_ASSIGNED TASK_
How many lines in the records below contain the word "icon"? Reply with the number alone.
┌────────
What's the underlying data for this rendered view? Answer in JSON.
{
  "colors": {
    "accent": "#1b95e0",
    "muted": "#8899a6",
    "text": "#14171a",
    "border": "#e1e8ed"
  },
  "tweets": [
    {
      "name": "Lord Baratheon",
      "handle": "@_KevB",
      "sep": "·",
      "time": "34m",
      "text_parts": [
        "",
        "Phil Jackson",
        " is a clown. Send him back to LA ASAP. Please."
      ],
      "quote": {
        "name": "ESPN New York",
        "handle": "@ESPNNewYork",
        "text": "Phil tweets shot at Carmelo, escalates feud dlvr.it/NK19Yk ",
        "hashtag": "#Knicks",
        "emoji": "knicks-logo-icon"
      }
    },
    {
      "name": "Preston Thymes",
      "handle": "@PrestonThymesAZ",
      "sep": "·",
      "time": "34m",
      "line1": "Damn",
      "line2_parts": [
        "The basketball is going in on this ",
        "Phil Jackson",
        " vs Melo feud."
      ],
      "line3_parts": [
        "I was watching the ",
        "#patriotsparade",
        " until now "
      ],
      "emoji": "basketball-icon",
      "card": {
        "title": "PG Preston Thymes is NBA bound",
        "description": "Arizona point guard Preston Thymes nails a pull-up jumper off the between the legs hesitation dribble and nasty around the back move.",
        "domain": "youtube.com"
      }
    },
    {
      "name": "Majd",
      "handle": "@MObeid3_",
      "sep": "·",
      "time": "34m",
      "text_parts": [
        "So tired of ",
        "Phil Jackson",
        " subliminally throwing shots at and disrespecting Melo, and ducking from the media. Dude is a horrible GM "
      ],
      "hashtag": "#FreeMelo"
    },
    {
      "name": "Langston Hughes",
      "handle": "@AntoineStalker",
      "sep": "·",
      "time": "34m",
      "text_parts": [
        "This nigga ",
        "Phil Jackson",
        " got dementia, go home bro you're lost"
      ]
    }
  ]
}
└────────
_EXERCISE SOLUTION_
2